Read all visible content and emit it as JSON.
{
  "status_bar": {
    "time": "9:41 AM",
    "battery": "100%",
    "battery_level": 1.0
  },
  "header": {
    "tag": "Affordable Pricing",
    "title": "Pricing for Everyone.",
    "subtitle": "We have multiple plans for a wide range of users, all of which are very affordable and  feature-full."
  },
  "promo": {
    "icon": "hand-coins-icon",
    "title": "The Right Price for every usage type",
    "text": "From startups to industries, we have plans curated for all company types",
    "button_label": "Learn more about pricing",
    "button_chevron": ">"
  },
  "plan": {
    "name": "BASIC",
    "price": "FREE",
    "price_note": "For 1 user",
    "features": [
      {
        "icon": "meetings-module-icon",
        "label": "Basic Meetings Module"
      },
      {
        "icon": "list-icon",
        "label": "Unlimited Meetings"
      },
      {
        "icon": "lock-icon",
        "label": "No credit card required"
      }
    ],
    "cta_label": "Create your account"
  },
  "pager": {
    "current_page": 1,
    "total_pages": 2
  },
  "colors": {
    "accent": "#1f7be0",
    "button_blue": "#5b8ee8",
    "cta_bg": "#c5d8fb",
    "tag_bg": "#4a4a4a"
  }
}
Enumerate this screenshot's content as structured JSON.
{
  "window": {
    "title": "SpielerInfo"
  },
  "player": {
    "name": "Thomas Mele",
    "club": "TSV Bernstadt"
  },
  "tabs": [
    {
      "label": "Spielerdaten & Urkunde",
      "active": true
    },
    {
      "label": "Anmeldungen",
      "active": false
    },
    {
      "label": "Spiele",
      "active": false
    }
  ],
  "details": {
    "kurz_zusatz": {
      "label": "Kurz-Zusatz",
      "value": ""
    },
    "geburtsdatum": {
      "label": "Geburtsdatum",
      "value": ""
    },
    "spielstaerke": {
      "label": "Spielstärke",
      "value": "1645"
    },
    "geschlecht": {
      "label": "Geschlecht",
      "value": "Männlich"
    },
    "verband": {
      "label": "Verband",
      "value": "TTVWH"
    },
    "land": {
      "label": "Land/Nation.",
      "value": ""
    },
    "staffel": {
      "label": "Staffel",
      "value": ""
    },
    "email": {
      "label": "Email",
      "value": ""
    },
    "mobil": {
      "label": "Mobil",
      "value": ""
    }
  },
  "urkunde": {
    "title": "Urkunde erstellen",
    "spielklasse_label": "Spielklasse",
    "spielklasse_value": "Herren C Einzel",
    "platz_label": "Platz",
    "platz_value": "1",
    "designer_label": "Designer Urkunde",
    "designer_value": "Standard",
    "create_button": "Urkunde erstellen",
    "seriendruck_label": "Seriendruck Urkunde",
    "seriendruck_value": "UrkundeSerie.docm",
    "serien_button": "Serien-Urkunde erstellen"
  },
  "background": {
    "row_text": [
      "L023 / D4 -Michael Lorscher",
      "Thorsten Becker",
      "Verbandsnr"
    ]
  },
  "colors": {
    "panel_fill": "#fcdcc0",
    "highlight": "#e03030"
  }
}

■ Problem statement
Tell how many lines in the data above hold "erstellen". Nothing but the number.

■ Answer to this problem
3